The Word tells us to think on good things -- Whatever is true, noble, pure or lovely, think on such things as these (paraphrase). Phil. 4:8. In painting a subject, I try to think on good things, the beauty of God's Creation, our fellow inhabitants of earth sent as messengers or to give us hope and inspiration.
"Tricolor Heron" is a piece that many of my fellow artists have described as a Masterpiece, and it has received significant awards. I have been blessed to meet this stunningly beautiful creature in nature, and to witness its significance within the Web of Life.
In driving back and forth to see family members in Oklahoma, I take various routes to see nature. The Arbuckle Mountains are full of vistas worth painting, and this sycamore tree made me think of all the folks that just hang on and make the best of their situations, despite the difficulties. Noble indeed.
"Dagger Point" is point of land in the Aransas National Wildlife Reserve on the Texas coast. The struggle of the trees against the elements is palpable and awe-inspiring. It brings to mind the Psalm about humans struggling in nature, and the Lord comes to their aid. The trees are said to sing praises to God, and I hear that praise in this place, amidst the struggles.
Jesus Christ taught us to watch Nature if we wanted to know the nature of God. God our Father is faithful, caring for even the smallest of his creations -- the ephemeral flowers of the field being clothed in splendor. Surely this faithful and loving Father will care not only for the flowers of the field, but for all of his Creation, including you and me.
A Native American dance, the Butterfly Dance, was common among particular tribes, a precursor some have said of the current Shawl Dance danced by younger women.
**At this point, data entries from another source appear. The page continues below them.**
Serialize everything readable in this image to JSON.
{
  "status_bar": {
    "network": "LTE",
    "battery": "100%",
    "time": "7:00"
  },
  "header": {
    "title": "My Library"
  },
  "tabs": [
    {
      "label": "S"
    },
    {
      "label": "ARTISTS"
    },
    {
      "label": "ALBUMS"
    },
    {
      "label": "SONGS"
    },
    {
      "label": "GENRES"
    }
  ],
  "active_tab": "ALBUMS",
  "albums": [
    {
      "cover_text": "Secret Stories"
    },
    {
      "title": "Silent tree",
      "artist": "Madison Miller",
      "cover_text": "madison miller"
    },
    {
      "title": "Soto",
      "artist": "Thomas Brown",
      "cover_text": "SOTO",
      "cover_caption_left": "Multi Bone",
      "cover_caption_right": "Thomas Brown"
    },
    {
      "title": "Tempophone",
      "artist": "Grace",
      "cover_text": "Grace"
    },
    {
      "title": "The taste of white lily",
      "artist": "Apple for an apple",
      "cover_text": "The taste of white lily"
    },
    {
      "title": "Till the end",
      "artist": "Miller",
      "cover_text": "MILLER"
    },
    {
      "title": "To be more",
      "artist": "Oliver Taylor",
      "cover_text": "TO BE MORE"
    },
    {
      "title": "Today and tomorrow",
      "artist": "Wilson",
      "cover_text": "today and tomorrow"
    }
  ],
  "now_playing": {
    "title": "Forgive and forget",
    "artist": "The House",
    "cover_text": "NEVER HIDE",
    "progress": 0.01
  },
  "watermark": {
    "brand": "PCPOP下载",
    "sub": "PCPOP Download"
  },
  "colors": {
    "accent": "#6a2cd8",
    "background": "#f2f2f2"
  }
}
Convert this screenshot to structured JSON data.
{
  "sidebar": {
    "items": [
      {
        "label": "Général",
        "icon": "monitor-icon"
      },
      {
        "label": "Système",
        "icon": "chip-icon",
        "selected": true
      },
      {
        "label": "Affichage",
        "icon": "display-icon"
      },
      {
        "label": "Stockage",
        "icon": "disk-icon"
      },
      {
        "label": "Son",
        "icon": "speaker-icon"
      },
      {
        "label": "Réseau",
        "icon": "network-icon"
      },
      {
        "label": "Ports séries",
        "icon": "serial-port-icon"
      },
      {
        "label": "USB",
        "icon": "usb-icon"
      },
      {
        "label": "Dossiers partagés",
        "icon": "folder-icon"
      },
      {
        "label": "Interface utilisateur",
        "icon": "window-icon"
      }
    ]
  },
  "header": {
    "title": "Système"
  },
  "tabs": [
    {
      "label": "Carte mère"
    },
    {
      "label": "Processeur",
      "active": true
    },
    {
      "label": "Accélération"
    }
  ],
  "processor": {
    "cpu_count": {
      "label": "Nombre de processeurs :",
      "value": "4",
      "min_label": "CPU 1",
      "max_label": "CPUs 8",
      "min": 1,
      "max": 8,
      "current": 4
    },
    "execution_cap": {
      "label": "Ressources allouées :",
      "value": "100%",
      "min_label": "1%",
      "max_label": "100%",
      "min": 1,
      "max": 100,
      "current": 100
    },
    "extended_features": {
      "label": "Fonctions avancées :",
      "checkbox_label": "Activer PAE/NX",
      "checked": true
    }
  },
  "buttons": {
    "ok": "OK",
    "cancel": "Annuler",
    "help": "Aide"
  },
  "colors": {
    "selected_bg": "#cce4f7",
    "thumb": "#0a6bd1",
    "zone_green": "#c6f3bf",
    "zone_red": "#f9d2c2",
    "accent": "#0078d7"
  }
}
In the early 20th century, the nature of this dance was recorded, explaining that the elder women danced in decorated shawls to remind the tribe of the light and healing touch, the butterfly touch of the women that helped the tribe in times of illness.
This painting seeks to pay homage to the elder women as healers in every tribe and every nation, in every family. Their labor of love and caring for their families and neighbors is essential for our communities. A blessing from God. My sister Dr. Bev Kleiber Grimes, and my cousin Dr. Patti Patterson are among the many women doctors that have inspired me.
Jewelry designed with eternal life in mind, Jesus Christ showed us the meaning of Infinite Love. Taking the symbol of Infinity as part of the structure of each link in this beaded chain, a strong and resilient work is the direct result.
I will be teaching this pattern for a beaded chain bracelet and a set of earrings, as well as other classes, for the 2018 Winter Classes of Rockport Center for the Arts. The center is newly reopened in a different location, after destruction from August 2017 Hurricane Harvey. Find us at Winter Texans Day Open House, January 5, 2018, 106 S. Austin St., Rockport Texas.